Meanwhile, the school took steps to help struggling students graduate. That meant long
conversations persuading the district to change its discipline policy, which had forbidden
suspended students from making up missed homework. Staffers scoured achievement data to see
which kids were in danger of failing, and the school hired a staff member to help students find
online credit recovery classes and other supports.

Larson has also boosted the school’s commitment to the AVID program, which seeks out
students in the middle — kids who have the potential to thrive at college but need an extra push
to get there.
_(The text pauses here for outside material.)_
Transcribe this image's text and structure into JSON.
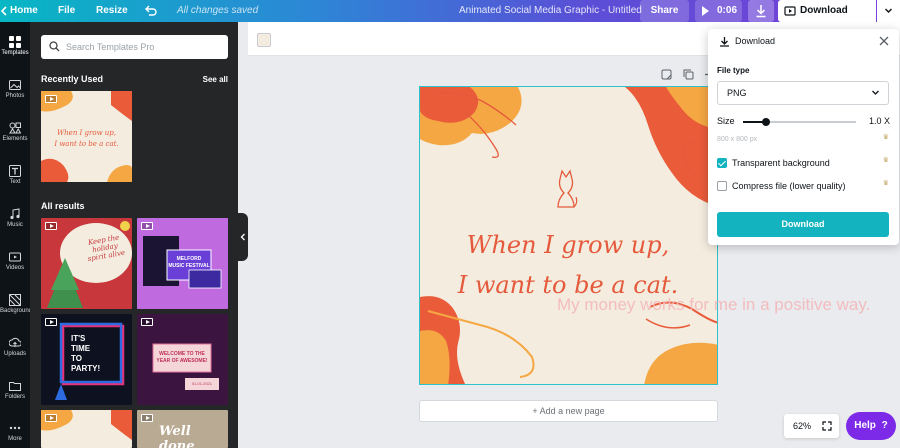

Even with all the improvements, many Foster students need extra help. It’s hard to be a student
when your parents have little education, money is tight, and your house is tiny — assuming
you’re lucky enough to have one.

The school’s guidance counselors serve as de-facto social workers, fielding requests for help
with utility bills and eviction notices — even dealing with bedbugs and moldy apartments.

“We come in and hear hard, hard stories,” said Laura Linde, Foster’s chief guidance counselor.
“We don’t always have the resources to help.”

They usually find a way.

They found bedding for the family of Tavaesina Maiava, a Foster senior known to her classmates
as “T.” Her large Pacific Islander family had lived in various homeless shelters before arriving in
Tukwila. They now stay in a two-bedroom apartment donated by the Riverton Park United
Methodist Church, where T’s father plays piano.

For a long time, T kept her situation a secret. But in her sophomore year, her language-arts
teacher assigned an essay and told the class to make it pack an emotional punch.

“My family was homeless,” T wrote.

She read the essay to the class. She read it to the Pacific Islander Club. Each time, she cried.
Finally, she read it to the entire school at Foster’s Homecoming, a massive cultural celebration
with a parade of flags, international dances and lots of spicy food.

“I knew I wasn’t the only one going through that kind of struggle,” T said. “I didn’t want people
to be voiceless.”

She also wanted to show that homeless kids could succeed at school. A senior, she sings in the
choir, is president of the Pacific Islander club, and takes two advanced-placement classes.

To T and her classmates, two Foster teachers recently published a letter in the school newspaper,
reassuring them in the aftermath of world events that have stirred a backlash against immigrants.

“The experiences that you have lived, the lens through which you view the world, the voice you
bring to our community — these are all vital parts of the chapter that you bring to our collective
story,” they wrote. “Know this: whoever you are, whatever your story — you are and always will
be important to us and to Foster.”